Province: Fujian. Area: 10-5sq.km/4sq. miles Population: 480,000 (conurbation 960,000)
Situation and Xiamen lies in the south-east of Fujian province, at 118°07’E and 24°25’N. It
Communications can be reached by rail from Shanghai, or by air or ferry from Hong Kong.
There are also flights to Beijing.
Xiamen’s ancient town centre-Amoy in the Fujian dialect-on the island of the same name is joined to the mainland by a long causeway built in 1956. Xiamen has a favourably-located natural harbour.
Being situated in the subtropical zone, this coastal town enjoys a very mild maritime climate.
Xiamen was founded in 1394 to provide a defence against pirate attacks; later it became a sea-port. It was named Xiamen after the original fortress of Da Xia Zhi Men, known as the “Gateway to the Great Edifice”; the term “Great Edifice” refers to China itself. General Zheng Chenggong (1624-62) set up a naval base here. In 1842, after China had been defeated in the Opium Wars, Xiamen became one of the five free ports which the government was forced to open up to international trade.
By the mid-1950s it had developed into an important industrial centre. Since 1980 Xiamen has been one of the four Special Economic Zones, where a kind of free market economy operates.
The botanical gardens known as the Park of Ten Thousand Rocks lie on Lion Mountains (Shishan) in the east of the town. The dominant features of the park are bizarre-shaped rocks, lush vegetation, caves, temples and pavilions. There is also an artificial lake ofthe same name.
Particularly interesting are theTemple ofthe Kingdom of Heaven (Tianjie Si) and the nearby Chang Xiao Dong caves which contain inscriptions dating from the Ming period (1368-1644).
South Putuo Temple, at the foot of the Mountain of the Five Old Men (Wulaoshan) in the south of the town, was built during the Tang dynasty (618-907).

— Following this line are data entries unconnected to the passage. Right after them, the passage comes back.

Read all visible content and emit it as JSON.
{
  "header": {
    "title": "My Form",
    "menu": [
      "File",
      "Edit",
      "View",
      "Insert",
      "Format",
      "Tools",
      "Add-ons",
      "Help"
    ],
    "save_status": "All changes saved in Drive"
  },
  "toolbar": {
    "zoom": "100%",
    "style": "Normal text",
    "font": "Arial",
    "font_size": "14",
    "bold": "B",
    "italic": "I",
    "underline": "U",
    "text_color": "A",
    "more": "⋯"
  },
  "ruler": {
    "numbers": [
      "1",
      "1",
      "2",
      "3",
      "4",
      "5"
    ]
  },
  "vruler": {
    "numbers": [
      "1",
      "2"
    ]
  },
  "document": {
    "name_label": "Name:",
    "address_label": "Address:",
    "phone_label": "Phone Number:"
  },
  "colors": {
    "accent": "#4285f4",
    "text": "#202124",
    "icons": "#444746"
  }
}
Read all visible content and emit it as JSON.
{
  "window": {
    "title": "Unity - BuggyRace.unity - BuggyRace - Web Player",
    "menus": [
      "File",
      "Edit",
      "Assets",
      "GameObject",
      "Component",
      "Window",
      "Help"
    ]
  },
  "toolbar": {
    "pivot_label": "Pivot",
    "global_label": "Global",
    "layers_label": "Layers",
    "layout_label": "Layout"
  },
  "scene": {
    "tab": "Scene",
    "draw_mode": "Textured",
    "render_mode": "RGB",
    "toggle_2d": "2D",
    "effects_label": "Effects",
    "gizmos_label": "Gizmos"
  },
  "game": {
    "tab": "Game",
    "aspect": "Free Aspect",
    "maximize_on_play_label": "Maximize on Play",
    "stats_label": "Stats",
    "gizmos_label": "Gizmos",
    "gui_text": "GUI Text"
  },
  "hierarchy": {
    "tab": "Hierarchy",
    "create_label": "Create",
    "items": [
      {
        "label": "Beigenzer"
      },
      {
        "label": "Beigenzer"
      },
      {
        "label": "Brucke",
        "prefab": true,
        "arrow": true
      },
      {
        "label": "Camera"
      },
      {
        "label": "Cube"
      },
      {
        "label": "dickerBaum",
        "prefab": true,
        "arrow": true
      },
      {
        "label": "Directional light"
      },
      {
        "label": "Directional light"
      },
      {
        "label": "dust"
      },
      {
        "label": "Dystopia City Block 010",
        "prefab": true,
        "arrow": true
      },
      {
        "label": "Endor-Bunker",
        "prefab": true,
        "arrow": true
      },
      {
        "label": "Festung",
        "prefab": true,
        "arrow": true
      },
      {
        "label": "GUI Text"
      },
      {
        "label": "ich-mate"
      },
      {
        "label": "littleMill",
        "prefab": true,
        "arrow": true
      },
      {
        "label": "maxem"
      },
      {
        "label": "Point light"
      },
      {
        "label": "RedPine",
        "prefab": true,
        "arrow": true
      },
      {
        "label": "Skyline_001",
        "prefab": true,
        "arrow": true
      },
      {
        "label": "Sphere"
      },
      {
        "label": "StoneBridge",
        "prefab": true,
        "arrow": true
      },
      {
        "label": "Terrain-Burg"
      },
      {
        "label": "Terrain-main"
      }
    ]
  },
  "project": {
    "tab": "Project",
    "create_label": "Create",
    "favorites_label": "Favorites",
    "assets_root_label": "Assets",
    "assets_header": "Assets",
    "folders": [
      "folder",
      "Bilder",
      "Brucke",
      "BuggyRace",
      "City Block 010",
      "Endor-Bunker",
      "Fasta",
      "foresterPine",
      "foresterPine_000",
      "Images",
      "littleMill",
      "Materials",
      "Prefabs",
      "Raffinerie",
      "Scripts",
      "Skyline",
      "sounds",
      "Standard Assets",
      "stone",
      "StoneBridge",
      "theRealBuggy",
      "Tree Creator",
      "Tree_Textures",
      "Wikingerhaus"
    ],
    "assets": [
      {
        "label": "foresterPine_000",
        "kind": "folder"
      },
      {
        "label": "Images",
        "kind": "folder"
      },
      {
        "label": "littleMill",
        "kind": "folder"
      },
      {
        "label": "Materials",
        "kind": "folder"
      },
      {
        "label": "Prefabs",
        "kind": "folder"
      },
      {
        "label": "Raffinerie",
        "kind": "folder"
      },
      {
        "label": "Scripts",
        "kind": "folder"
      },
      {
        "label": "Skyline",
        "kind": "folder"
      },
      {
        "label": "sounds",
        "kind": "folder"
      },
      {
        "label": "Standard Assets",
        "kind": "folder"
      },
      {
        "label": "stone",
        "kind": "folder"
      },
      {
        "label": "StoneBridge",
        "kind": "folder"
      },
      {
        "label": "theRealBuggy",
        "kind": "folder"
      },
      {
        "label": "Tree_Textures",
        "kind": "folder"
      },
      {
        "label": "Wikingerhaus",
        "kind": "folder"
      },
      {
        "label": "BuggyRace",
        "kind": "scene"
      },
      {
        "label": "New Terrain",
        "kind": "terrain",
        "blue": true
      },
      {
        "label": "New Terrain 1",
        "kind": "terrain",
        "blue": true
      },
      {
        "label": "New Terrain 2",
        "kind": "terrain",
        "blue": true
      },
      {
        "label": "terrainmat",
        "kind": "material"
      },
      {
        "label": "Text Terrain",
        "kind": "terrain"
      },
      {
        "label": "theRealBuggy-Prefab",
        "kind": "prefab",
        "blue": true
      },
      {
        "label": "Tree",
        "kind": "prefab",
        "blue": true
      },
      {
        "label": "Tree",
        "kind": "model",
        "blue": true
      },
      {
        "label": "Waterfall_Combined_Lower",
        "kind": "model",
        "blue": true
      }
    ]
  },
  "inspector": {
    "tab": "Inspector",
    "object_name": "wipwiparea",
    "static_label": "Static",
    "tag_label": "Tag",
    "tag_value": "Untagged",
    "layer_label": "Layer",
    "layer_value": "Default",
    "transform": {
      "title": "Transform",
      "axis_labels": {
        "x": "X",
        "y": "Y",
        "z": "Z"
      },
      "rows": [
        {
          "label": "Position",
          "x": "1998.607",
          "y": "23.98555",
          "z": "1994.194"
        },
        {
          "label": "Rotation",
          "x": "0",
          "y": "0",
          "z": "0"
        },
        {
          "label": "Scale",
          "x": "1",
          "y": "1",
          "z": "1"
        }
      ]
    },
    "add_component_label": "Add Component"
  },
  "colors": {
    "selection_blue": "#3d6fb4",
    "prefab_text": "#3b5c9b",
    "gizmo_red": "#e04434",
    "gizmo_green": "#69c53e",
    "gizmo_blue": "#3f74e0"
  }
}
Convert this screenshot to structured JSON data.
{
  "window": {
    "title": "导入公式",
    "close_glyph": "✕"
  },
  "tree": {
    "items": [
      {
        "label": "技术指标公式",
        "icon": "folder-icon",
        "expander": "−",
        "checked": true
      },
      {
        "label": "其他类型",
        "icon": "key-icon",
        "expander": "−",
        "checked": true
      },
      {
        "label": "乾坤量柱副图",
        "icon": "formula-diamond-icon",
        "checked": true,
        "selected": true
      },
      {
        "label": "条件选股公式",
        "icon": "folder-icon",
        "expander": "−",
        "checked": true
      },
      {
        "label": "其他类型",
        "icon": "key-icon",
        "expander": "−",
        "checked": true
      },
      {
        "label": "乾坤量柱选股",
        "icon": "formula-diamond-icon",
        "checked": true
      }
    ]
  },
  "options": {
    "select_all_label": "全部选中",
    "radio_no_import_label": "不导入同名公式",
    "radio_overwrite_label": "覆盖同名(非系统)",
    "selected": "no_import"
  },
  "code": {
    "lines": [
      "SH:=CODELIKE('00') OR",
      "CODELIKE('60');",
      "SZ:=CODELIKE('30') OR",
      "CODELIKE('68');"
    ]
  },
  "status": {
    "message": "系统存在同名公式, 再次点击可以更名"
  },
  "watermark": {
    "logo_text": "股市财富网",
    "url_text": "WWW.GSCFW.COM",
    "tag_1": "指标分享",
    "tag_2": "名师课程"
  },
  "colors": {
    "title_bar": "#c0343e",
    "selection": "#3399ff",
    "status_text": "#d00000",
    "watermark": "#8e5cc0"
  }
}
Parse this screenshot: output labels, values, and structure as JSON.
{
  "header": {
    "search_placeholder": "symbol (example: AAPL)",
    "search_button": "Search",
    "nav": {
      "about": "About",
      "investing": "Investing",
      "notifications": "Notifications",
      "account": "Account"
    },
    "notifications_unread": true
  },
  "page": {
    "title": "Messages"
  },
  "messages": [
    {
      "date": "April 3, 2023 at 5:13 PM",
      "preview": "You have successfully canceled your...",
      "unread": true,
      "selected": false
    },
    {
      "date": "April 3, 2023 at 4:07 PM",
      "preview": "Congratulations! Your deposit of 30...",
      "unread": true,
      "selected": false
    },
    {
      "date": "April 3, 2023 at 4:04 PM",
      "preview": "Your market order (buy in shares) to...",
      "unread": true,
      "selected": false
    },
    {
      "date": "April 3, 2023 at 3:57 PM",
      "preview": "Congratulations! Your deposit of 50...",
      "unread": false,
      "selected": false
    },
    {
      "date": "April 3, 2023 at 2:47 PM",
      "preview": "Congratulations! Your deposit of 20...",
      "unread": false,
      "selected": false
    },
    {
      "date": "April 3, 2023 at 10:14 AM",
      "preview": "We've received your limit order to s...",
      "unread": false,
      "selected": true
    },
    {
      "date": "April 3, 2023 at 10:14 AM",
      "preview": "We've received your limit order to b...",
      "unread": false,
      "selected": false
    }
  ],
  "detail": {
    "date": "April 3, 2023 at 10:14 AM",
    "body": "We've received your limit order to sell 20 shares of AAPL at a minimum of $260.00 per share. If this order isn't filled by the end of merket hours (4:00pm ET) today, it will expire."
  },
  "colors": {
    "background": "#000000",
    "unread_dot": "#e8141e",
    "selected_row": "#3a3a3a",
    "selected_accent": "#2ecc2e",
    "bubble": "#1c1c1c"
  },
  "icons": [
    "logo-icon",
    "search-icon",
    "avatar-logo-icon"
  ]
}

In the front hall stand statues of Maitreya Buddha and the Four Heavenly Kings.
Three further Buddha figures and one of Guanyin are to be found in the Sumptuous Hall of the Great Hero. Statues of Guanyin can also be seen in the Temple of Dabei Tang.
In Cangjing Ge Pavilion there are some interesting writings and a bell from the Song period (960-1279). In the University of Xiamen is a memorial to the writer Lu Xun (see Famous People), who lectured here in 1926-27.
The Island of the Blown Waves, 2sq.km/3/4sq. mile in area and lying 1 km/1100yd south-west of Xiamen, boasts some pretty little houses in the midst of rich flora, which has led to their being popularly known as “Gardens of the Sea”.
Dominating the island is Sunlight Rock, also known as the Peak of Flying Sparks (Huang Yan) or Dragon’s Head Hill (Longtoushan). A Buddhist temple stands at the foot of it.
In 1962 this memorial hall (Zheng Chenggong Jinianguan) was built on the north side of the island in honour of the national hero of that name who had liberated Taiwan from the Dutch three hundred years earlier.
South of Sunlight Rock lie Shuzhuang Gardens, which once belonged to a Taiwanese businessman who moved to Gulang Yu Island in 1895 after his home had been taken over by Japanese. Gangzihou beach is to the west.
The Cave of the White Stag lies hidden on the southern slopes of Mount Yuping to the north-east of the town. Two wall inscriptions bear witness to the resistance put up by the local populace against its Dutch masters in the first half of the 17th c. In the middle of the cave stands a white clay sculpture of a stag, the symbol of the School of the White Stag on Mount Lushan, which was founded in the Song era (960-1279) and devoted itself to the study of the classical writings of Confucius.